Alternatively, you could have pointed fingers on Monday morning at your assistant, blaming her. Your team would have looked bad, your assistant would have looked bad, you would have looked bad, but with enough finger-pointing going around, you could have effectively avoided responsibility for a large portion of the screw-up. Not only that, but the reports would be overdue and everyone would be cranky about it. Sound familiar?
Provided you are not constantly making errors at work, you can turn saying sorry into a positive experience if you:
- Immediately identify the problem and your role in creating it
- Immediately identify a solution to the problem without wasting time in pulling other people into the blame game
- Come up with creative ideas that might save the company money in solving the problem
- Meet or beat the original deadline for product or reports
- Create a better product or report in the end
Elliott Spitzer - Does it Meet the Standards of Apology? You Decide
Paris Hilton Goes to Jail
Apologizing to a Wide Audience
Let's say that you've messed up on a really big level. You don't even have to be a celebrity to be in the public eye, these days. School teachers, priests, and other local leaders can be arrested for drunk driving, and/or be in the news for making racial slurs. No one seems to be immune from extra-marital affairs these days.

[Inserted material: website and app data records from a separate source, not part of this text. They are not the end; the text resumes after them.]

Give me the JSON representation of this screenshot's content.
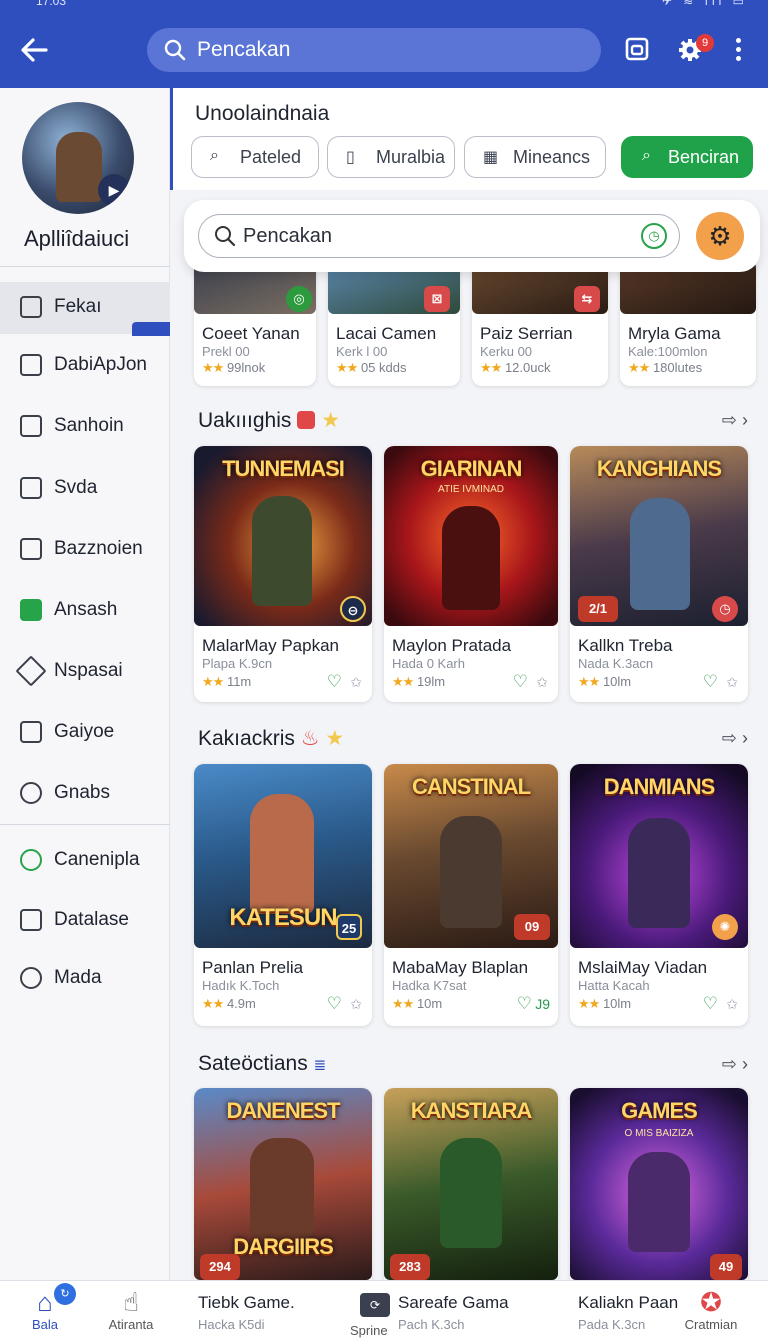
{
  "status": {
    "time": "17:03",
    "indicators": "✈ ≋ ıll ▭"
  },
  "header": {
    "search_placeholder": "Pencakan",
    "notif_count": "9"
  },
  "sidebar": {
    "app_name": "Aplliîdaiuci",
    "items": [
      {
        "label": "Fekaı",
        "icon": "fix-icon"
      },
      {
        "label": "DabiApJon",
        "icon": "briefcase-icon"
      },
      {
        "label": "Sanhoin",
        "icon": "square-icon"
      },
      {
        "label": "Svda",
        "icon": "grid-icon"
      },
      {
        "label": "Bazznoien",
        "icon": "grid-icon"
      },
      {
        "label": "Ansash",
        "icon": "book-icon"
      },
      {
        "label": "Nspasai",
        "icon": "tag-icon"
      },
      {
        "label": "Gaiyoe",
        "icon": "grid-icon"
      },
      {
        "label": "Gnabs",
        "icon": "heart-icon"
      },
      {
        "label": "Canenipla",
        "icon": "whatsapp-icon"
      },
      {
        "label": "Datalase",
        "icon": "briefcase-icon"
      },
      {
        "label": "Mada",
        "icon": "heart-icon"
      }
    ]
  },
  "filters": {
    "title": "Unoolaindnaia",
    "chips": [
      "Pateled",
      "Muralbia",
      "Mineancs"
    ],
    "action": "Benciran"
  },
  "search": {
    "placeholder": "Pencakan"
  },
  "top_row": [
    {
      "name": "Coeet Yanan",
      "sub": "Prekl 00",
      "rating": "99lnok"
    },
    {
      "name": "Lacai Camen",
      "sub": "Kerk l 00",
      "rating": "05 kdds"
    },
    {
      "name": "Paiz Serrian",
      "sub": "Kerku 00",
      "rating": "12.0uck"
    },
    {
      "name": "Mryla Gama",
      "sub": "Kale:100mlon",
      "rating": "180lutes"
    }
  ],
  "sections": [
    {
      "title": "Uakıııghis",
      "more": "›",
      "cards": [
        {
          "art": "TUNNEMASI",
          "name": "MalarMay Papkan",
          "sub": "Plapa K.9cn",
          "rating": "11m",
          "badge": "⊖"
        },
        {
          "art": "GIARINAN",
          "art_sub": "ATIE IVMINAD",
          "name": "Maylon Pratada",
          "sub": "Hada 0 Karh",
          "rating": "19lm",
          "badge": ""
        },
        {
          "art": "KANGHIANS",
          "name": "Kallkn Treba",
          "sub": "Nada K.3acn",
          "rating": "10lm",
          "badge": "2/1"
        }
      ]
    },
    {
      "title": "Kakıackris",
      "more": "›",
      "cards": [
        {
          "art": "KATESUN",
          "name": "Panlan Prelia",
          "sub": "Hadık K.Toch",
          "rating": "4.9m",
          "badge": "25"
        },
        {
          "art": "CANSTINAL",
          "name": "MabaMay Blaplan",
          "sub": "Hadka K7sat",
          "rating": "10m",
          "badge": "09",
          "extra": "J9"
        },
        {
          "art": "DANMIANS",
          "name": "MslaiMay Viadan",
          "sub": "Hatta Kacah",
          "rating": "10lm",
          "badge": "✺"
        }
      ]
    },
    {
      "title": "Sateöctians",
      "more": "›",
      "cards": [
        {
          "art": "DANENEST",
          "art2": "DARGIIRS",
          "badge": "294"
        },
        {
          "art": "KANSTIARA",
          "badge": "283"
        },
        {
          "art": "GAMES",
          "art_sub": "O MIS BAIZIZA",
          "badge": "49"
        }
      ]
    }
  ],
  "bottom_nav": [
    {
      "label": "Bala",
      "icon": "home-icon",
      "badge": "↻"
    },
    {
      "label": "Atiranta",
      "icon": "gesture-icon"
    }
  ],
  "bottom_peek": [
    {
      "title": "Tiebk Game.",
      "sub": "Hacka K5di"
    },
    {
      "title": "Sareafe Gama",
      "sub": "Pach K.3ch",
      "small": "Sprine"
    },
    {
      "title": "Kaliakn Paan",
      "sub": "Pada K.3cn"
    },
    {
      "title": "Cratmian",
      "sub": ""
    }
  ],
  "colors": {
    "appbar": "#2f4fbf",
    "accent_green": "#1fa24a",
    "star": "#f0a81e",
    "gear_bg": "#f2a04a"
  }
}
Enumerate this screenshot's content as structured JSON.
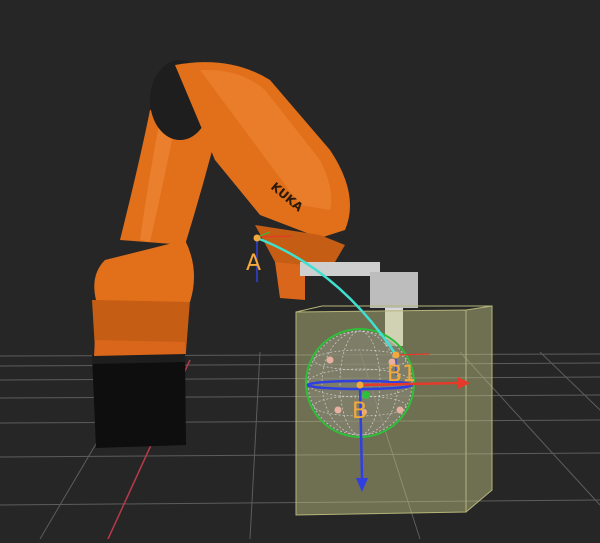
{
  "scene": {
    "background_color": "#262626",
    "grid_color": "#6a6a6a",
    "robot": {
      "brand_label": "KUKA",
      "body_color": "#e2701a",
      "joint_cap_color": "#1e1e1e",
      "pedestal_color": "#0e0e0e"
    },
    "workspace_box_color": "#c9c98a",
    "path_color": "#3fe0d0",
    "axis_colors": {
      "x": "#e53a2a",
      "y": "#2fbf3a",
      "z": "#3040e0"
    },
    "points": {
      "a": {
        "label": "A",
        "color": "#f3a93b"
      },
      "b": {
        "label": "B",
        "color": "#f3a93b"
      },
      "b1": {
        "label": "B1",
        "color": "#f3a93b"
      }
    }
  }
}
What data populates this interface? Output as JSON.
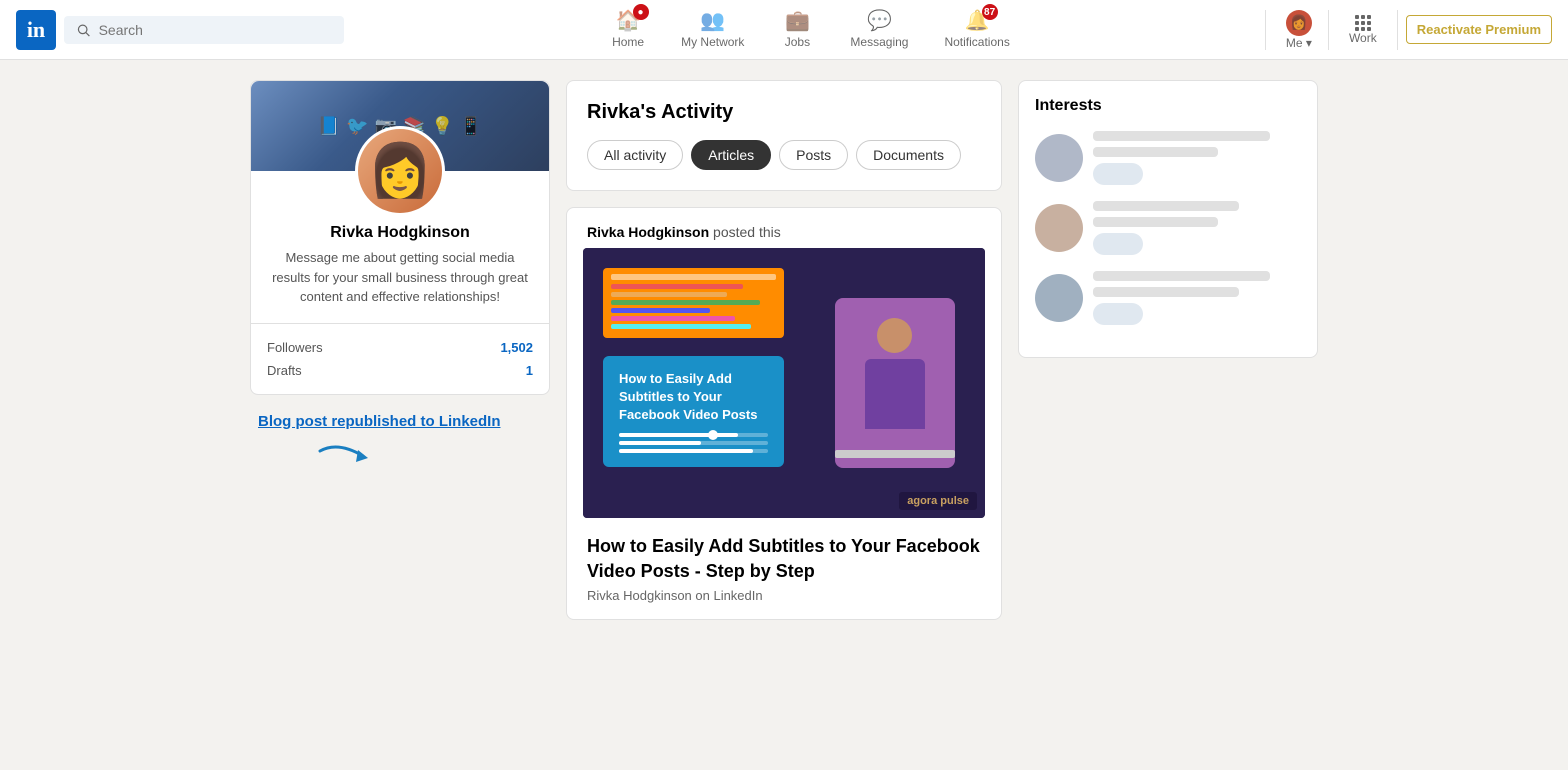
{
  "nav": {
    "logo_letter": "in",
    "search_placeholder": "Search",
    "items": [
      {
        "id": "home",
        "label": "Home",
        "icon": "🏠",
        "badge": null,
        "has_dot": true
      },
      {
        "id": "my-network",
        "label": "My Network",
        "icon": "👥",
        "badge": null
      },
      {
        "id": "jobs",
        "label": "Jobs",
        "icon": "💼",
        "badge": null
      },
      {
        "id": "messaging",
        "label": "Messaging",
        "icon": "💬",
        "badge": null
      },
      {
        "id": "notifications",
        "label": "Notifications",
        "icon": "🔔",
        "badge": "87"
      }
    ],
    "me_label": "Me",
    "work_label": "Work",
    "premium_label": "Reactivate Premium"
  },
  "profile": {
    "name": "Rivka Hodgkinson",
    "bio": "Message me about getting social media results for your small business through great content and effective relationships!",
    "followers_label": "Followers",
    "followers_count": "1,502",
    "drafts_label": "Drafts",
    "drafts_count": "1"
  },
  "blog_link": {
    "text": "Blog post republished to LinkedIn"
  },
  "activity": {
    "title": "Rivka's Activity",
    "filters": [
      {
        "id": "all",
        "label": "All activity",
        "active": false
      },
      {
        "id": "articles",
        "label": "Articles",
        "active": true
      },
      {
        "id": "posts",
        "label": "Posts",
        "active": false
      },
      {
        "id": "documents",
        "label": "Documents",
        "active": false
      }
    ]
  },
  "post": {
    "author": "Rivka Hodgkinson",
    "meta_suffix": "posted this",
    "image_alt": "How to Easily Add Subtitles to Your Facebook Video Posts article thumbnail",
    "overlay_title": "How to Easily Add Subtitles to Your Facebook Video Posts",
    "agora_brand": "agora pulse",
    "title": "How to Easily Add Subtitles to Your Facebook Video Posts - Step by Step",
    "subtitle": "Rivka Hodgkinson on LinkedIn"
  },
  "interests": {
    "title": "Interests",
    "items": [
      {
        "id": 1
      },
      {
        "id": 2
      },
      {
        "id": 3
      }
    ]
  }
}
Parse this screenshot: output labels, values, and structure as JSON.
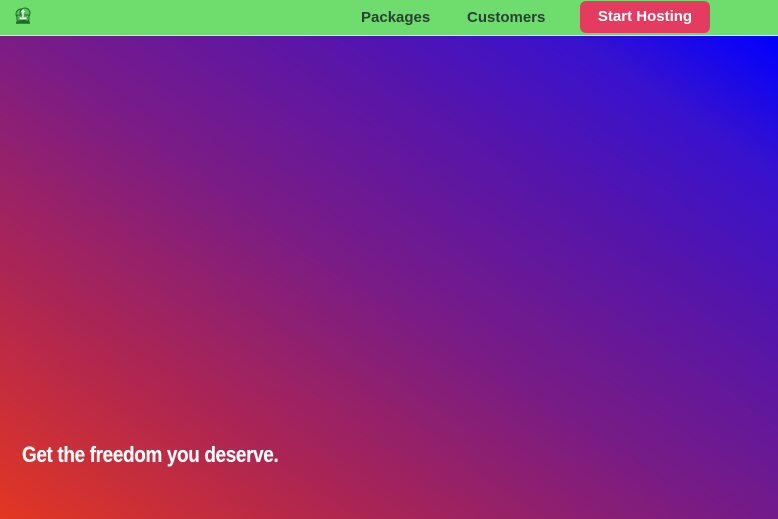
{
  "navbar": {
    "logo_icon": "cloud-server-logo-icon",
    "links": [
      {
        "label": "Packages"
      },
      {
        "label": "Customers"
      }
    ],
    "cta_label": "Start Hosting"
  },
  "hero": {
    "tagline": "Get the freedom you deserve."
  },
  "colors": {
    "nav_background": "#6edd6e",
    "cta_background": "#e63b61",
    "gradient_start": "#e73823",
    "gradient_mid": "#7b1c86",
    "gradient_end": "#0000ff"
  }
}
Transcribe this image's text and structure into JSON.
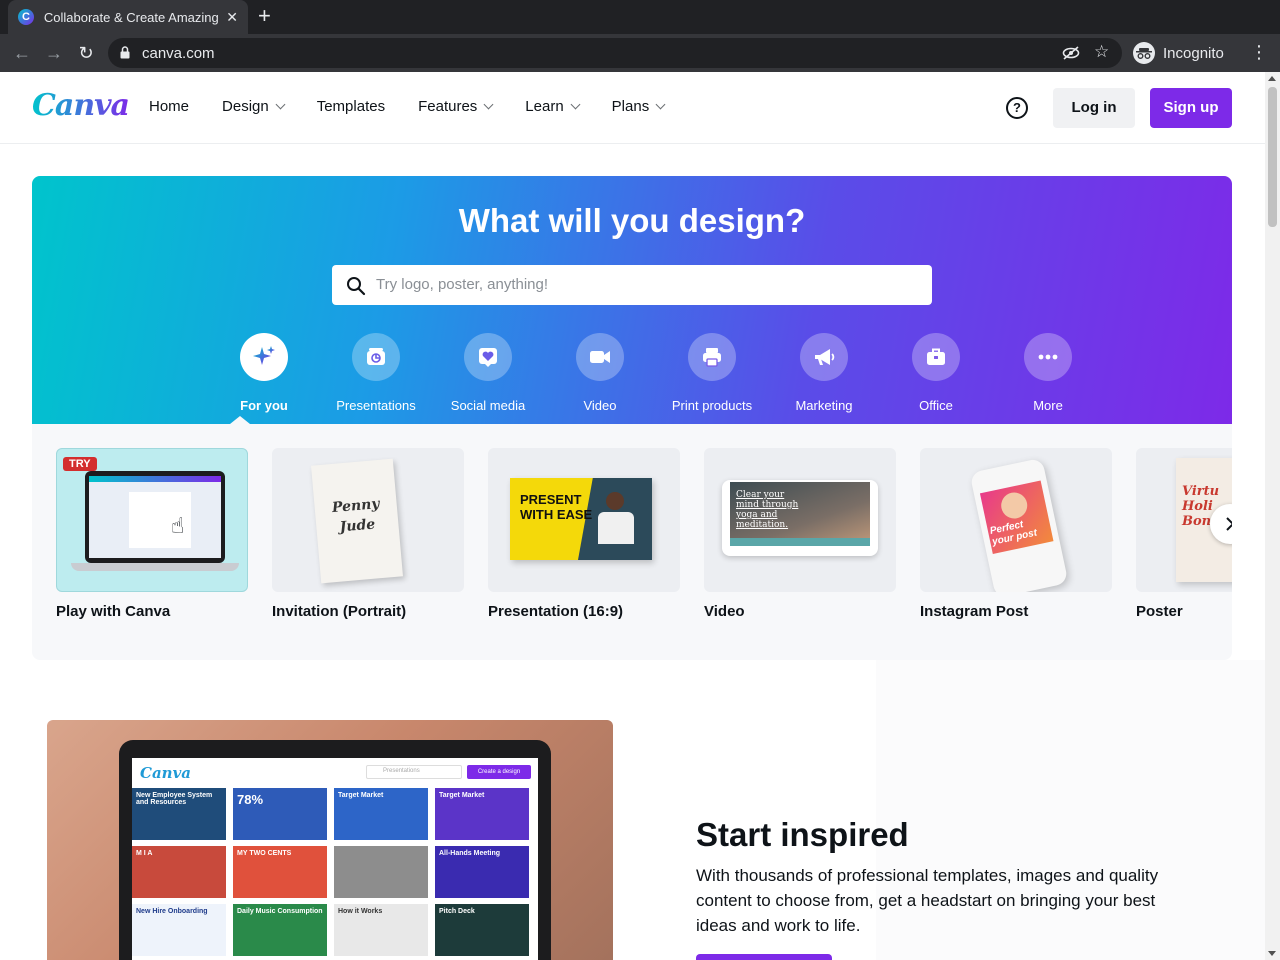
{
  "browser": {
    "tab_title": "Collaborate & Create Amazing Graphic Designs",
    "favicon_letter": "C",
    "url": "canva.com",
    "incognito_label": "Incognito"
  },
  "header": {
    "logo": "Canva",
    "nav": [
      {
        "label": "Home",
        "dropdown": false
      },
      {
        "label": "Design",
        "dropdown": true
      },
      {
        "label": "Templates",
        "dropdown": false
      },
      {
        "label": "Features",
        "dropdown": true
      },
      {
        "label": "Learn",
        "dropdown": true
      },
      {
        "label": "Plans",
        "dropdown": true
      }
    ],
    "help_icon": "?",
    "login": "Log in",
    "signup": "Sign up"
  },
  "hero": {
    "title": "What will you design?",
    "search_placeholder": "Try logo, poster, anything!",
    "categories": [
      {
        "label": "For you",
        "icon": "sparkle-icon",
        "active": true
      },
      {
        "label": "Presentations",
        "icon": "presentation-icon"
      },
      {
        "label": "Social media",
        "icon": "heart-icon"
      },
      {
        "label": "Video",
        "icon": "video-icon"
      },
      {
        "label": "Print products",
        "icon": "printer-icon"
      },
      {
        "label": "Marketing",
        "icon": "megaphone-icon"
      },
      {
        "label": "Office",
        "icon": "briefcase-icon"
      },
      {
        "label": "More",
        "icon": "more-icon"
      }
    ]
  },
  "templates": {
    "items": [
      {
        "label": "Play with Canva",
        "badge": "TRY"
      },
      {
        "label": "Invitation (Portrait)",
        "thumb_text": [
          "Penny",
          "Jude"
        ]
      },
      {
        "label": "Presentation (16:9)",
        "thumb_text": [
          "PRESENT",
          "WITH EASE"
        ]
      },
      {
        "label": "Video",
        "thumb_text": [
          "Clear your",
          "mind through",
          "yoga and",
          "meditation."
        ]
      },
      {
        "label": "Instagram Post",
        "thumb_text": [
          "Perfect",
          "your post"
        ]
      },
      {
        "label": "Poster",
        "thumb_text": [
          "Virtu",
          "Holi",
          "Bon"
        ]
      }
    ]
  },
  "promo": {
    "title": "Start inspired",
    "text": "With thousands of professional templates, images and quality content to choose from, get a headstart on bringing your best ideas and work to life.",
    "screen": {
      "logo": "Canva",
      "search_placeholder": "Presentations",
      "create_button": "Create a design",
      "tiles": [
        "New Employee System and Resources",
        "78%",
        "Target Market",
        "Target Market",
        "M I A",
        "MY TWO CENTS",
        "",
        "All-Hands Meeting",
        "New Hire Onboarding",
        "Daily Music Consumption",
        "How it Works",
        "Pitch Deck"
      ]
    }
  },
  "colors": {
    "brand_purple": "#7d2ae8",
    "brand_teal": "#00c4cc"
  }
}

Next thing you know, they're in the newspaper or on television with a public apology.
If you find yourself in this unenviable position, be sure to refer to the three elements above. If you cannot be authentic, then I suggest do not bother. Defensiveness and excuses may have their place in the courtroom.
But if you have put the public at risk by driving drunk, or have had sex with a person other than your husband or wife, I don't think we need to know what your reasons might have been for doing so.
Stick to a simple, "I am so sorry," and look like you mean it. If you say that you are going to volunteer for special needs organizations as a means of making amends (a la Paris Hilton), then follow through.
A Real Apology Can make a Real Difference
As tempting as it is to want to deflect blame in the case of error, embracing it wholly and acknowledging that you have made a mistake will enable both you and the person that you have injured to move forward in a healthy manner.
Try it next time you need to make an apology. Look the person in the eye and simply say, "I am so sorry. I can see that I have hurt you by what I have done."
Don't offer any excuses or explanations. Ask only what you can do to make things better. And see just how much lighter your heart will feel thereafter!
© 2008 Stephanie Hicks